The promise of open source video

JD LasicaOn June 19-20, 2009, I’ll be at New York University’s School of Law attending the Open Video Conference. To my surprise and delight, this is turning out to be quite a big event.

Socialbrite readers get 15 percent the registration fee (regularly $75 for individuals and nonprofits and $200 for companies). The event will be held June 19-20 at NYU.

Shay David of Kaltura

Shay David of Kaltura

The open source landscape has come quite a long way in the past few years, and its importance to the media landscape can hardly be overestimated, said Shay David — co-founder and CTO of Kaltura and a fellow at Yale Law School’s Information Society Project — by phone as he sped to the airport for yet another trip abroad.

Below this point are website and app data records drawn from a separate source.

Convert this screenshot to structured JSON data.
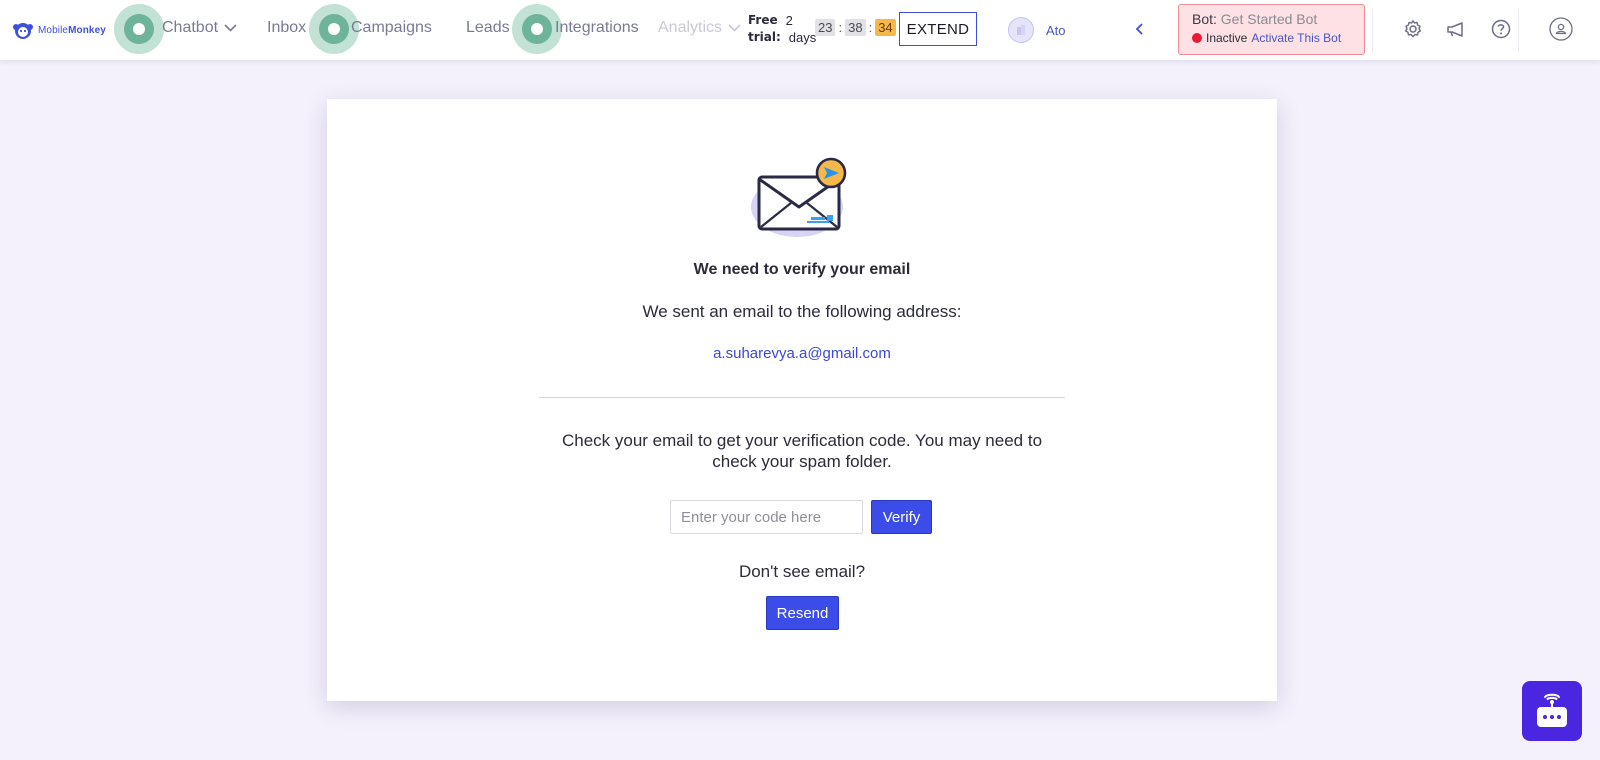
{
  "brand": {
    "name_part1": "Mobile",
    "name_part2": "Monkey",
    "accent": "#3f51d8"
  },
  "nav": {
    "chatbot": "Chatbot",
    "inbox": "Inbox",
    "campaigns": "Campaigns",
    "leads": "Leads",
    "integrations": "Integrations",
    "analytics": "Analytics"
  },
  "trial": {
    "label1": "Free",
    "label2": "trial:",
    "count": "2",
    "unit": "days",
    "hours": "23",
    "minutes": "38",
    "seconds": "34",
    "extend": "EXTEND"
  },
  "user": {
    "name": "Ato"
  },
  "bot": {
    "key": "Bot:",
    "name": "Get Started Bot",
    "status": "Inactive",
    "activate": "Activate This Bot",
    "status_color": "#e81a35"
  },
  "header_icons": [
    "gear-icon",
    "megaphone-icon",
    "help-icon",
    "user-icon"
  ],
  "verify": {
    "heading": "We need to verify your email",
    "sent": "We sent an email to the following address:",
    "email": "a.suharevya.a@gmail.com",
    "instructions": "Check your email to get your verification code. You may need to check your spam folder.",
    "code_placeholder": "Enter your code here",
    "verify_button": "Verify",
    "dont_see": "Don't see email?",
    "resend_button": "Resend",
    "button_color": "#3b4ce8"
  }
}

“If you want an open structure of media to guarantee that the future of media is not proprietary and locked down, then open is the only way to go,” he said. “If we care about democratized media, where citizens in their living rooms can access programming from more than just three or four media conglomerates, then we should care about open video.”

But David’s warning is not a call to arms against entrenched corporate interests. “Millions of lines of code have been written in the open video world without a lot of success,” he acknowledged.

Rather, it’s a call for reasoned partnerships: public and private, new and old, for-profit and nonprofit. We need to think beyond licenses and consider how to build real businesses that are built on open and democratic principles — and translate that into real economic value. In short, he argues that open video is not just about serving the interests of users. Open video is good for business, too.

Continue reading

August 9, 2008

Kaltura: open source video


Kaltura: open-source video from JD Lasica on Vimeo.

JD LasicaI‘ve been following Kaltura for about a year now. It offers a terrific open-source platform, toolset and nearly free video hosting solution for small and large companies and nonprofits. (I think I have that right — it’s hard to explain what they do in a single sentence.)

From the site: “Kaltura’s goal is to bring interactive video to every site and to create the world’s largest distributed video network.”

Here’s a 9-minute video interview with CEO Ron Yekutiel. They’re about to give users the capability to add video and widgets to Wikipedia, and they’re working with MediaWiki.org as well. They also offer an extension that provides WordPress blogs with video abilities.

Watch the video on Vimeo
Watch the video in H.264 (QuickTime) on Ourmedia Continue reading